Real Trouble is the first book in the West Coast Forensics series; it’s set on Piedras Island from Keaton’s Veiled Intentions series, with Soren and Dany first appearing in When It Rains from the Shielded Hearts (formerly Accidental Roots) series. *whew*. Keaton does a great job transferring the energy between Soren and Dany into the story with relatively little information about their previous involvement other than its all-consuming brevity and horrible and abrupt end. I also enjoyed the fact that for all their differences in personality and upbringing, both Soren and Dany seek refuge in Piedras to define themselves instead of allowing their lives to be governed by their families’/others’ expectations. Additionally, they share the same core values: a desire to be a source of good in the world and be loved by someone who sees them for who they are.
Growing up in brutal environment where Dany felt “he lived or died at the whim of his family,” and sometimes had to be complicit to avoid bodily harm or worse, it’s much harder for him to see the good inside himself or believe those he cares about can separate him from his family. Part of his struggle with Soren both before and now is his feelings of inadequacy and fear of falling for someone who’s too honorable and pure to protect himself from Dany’s intrinsic toxicity. Thus, the push and pull, the underlying resentment each man feels, and the slow unpacking and acceptance of the depth of their feelings (between bouts of almost begrudging hate sex to hesitant intimacies) is engaging.
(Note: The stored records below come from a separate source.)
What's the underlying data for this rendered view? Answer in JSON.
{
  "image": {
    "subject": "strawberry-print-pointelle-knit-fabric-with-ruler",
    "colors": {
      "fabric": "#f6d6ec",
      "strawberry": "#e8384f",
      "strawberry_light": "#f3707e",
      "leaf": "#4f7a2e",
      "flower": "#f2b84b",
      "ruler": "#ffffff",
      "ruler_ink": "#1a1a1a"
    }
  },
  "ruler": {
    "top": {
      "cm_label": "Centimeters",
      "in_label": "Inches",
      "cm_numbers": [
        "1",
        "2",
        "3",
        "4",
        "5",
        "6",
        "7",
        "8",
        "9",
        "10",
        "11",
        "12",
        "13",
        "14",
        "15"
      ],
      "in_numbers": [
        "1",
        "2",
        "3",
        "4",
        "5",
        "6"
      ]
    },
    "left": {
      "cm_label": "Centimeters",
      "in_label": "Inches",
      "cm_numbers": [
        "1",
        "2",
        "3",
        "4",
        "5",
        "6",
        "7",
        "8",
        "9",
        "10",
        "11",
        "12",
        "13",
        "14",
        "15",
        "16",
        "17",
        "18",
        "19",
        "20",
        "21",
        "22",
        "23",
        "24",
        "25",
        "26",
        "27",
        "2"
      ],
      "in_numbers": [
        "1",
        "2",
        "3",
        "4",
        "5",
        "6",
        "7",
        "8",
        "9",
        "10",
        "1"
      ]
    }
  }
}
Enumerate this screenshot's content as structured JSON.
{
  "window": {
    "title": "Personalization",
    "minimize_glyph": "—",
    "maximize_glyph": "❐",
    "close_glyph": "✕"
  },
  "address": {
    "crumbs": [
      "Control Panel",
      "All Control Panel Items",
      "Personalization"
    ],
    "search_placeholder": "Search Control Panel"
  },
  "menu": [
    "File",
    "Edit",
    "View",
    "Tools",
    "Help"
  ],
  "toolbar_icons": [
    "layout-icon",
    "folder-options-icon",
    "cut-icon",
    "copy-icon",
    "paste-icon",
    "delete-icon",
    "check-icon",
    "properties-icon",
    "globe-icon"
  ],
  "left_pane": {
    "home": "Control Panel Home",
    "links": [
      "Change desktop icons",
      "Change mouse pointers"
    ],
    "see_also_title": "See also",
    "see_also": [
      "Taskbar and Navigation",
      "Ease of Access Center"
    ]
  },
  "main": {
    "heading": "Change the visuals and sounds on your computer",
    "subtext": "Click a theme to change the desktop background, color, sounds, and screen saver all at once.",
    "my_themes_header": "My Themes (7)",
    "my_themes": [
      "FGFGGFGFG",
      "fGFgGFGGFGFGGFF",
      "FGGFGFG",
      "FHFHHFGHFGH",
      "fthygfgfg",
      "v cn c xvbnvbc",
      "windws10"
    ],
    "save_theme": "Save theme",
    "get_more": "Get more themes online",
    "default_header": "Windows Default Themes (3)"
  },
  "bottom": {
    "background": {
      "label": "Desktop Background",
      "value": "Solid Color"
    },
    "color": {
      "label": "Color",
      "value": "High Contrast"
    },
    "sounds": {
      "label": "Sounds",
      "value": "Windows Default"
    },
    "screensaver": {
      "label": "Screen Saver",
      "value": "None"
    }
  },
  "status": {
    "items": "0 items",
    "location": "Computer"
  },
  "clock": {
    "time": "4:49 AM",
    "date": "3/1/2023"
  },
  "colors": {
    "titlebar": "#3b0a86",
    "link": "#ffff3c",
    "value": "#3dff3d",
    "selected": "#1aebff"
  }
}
As I mentioned before, the timeline is short; the main action of the plot and between the MCs happens over 5 days. However, Keaton’s writing style and natural dialogue keeps the pace moving efficiently, while still keeping the narrative cycles of exposition and tension effective. As this is less of a suspense-driven mystery, the suspects are limited and easy to spot, even without knowing all the whys and functions primarily as a catalyst for Soren and Dany’s reacquaintance, an obstacle to trusting themselves and one another, and a symbol for the divide Dany believes he and Soren fall on different sides of. So if you’re coming to the story for red-herrings, in-depth police procedure, or crime fighting shenanigans, you may be disappointed.
The only small quibble I have is that I really do wish that Real Trouble included a bit more of their past interactions into the narrative, especially as any real detail and underlying emotions aren’t expressed until halfway into the story. Like I said before, Keaton does do a great job bringing in the core of the conflict and feelings with the dual POV, even more impressively, without relying on flashbacks. I just feel like there was just a smidge too much teasing/nebulous wording about the events; thus I never fully got to experience the initial charge of the spark and their reaction to it (besides hot monkey sex), only the messy aftermath. However, that’s my only (and highly personal) gripe. For all the important benchmarks—compelling MCs, interesting and environment-enrichening secondary characters, a tightly paced plot that handles Soren’s ethically murky involvement with a potential suspect believably (i.e. without unnecessary, contrived drama), and being a fun way to spend a few hours—Real Trouble succeeds.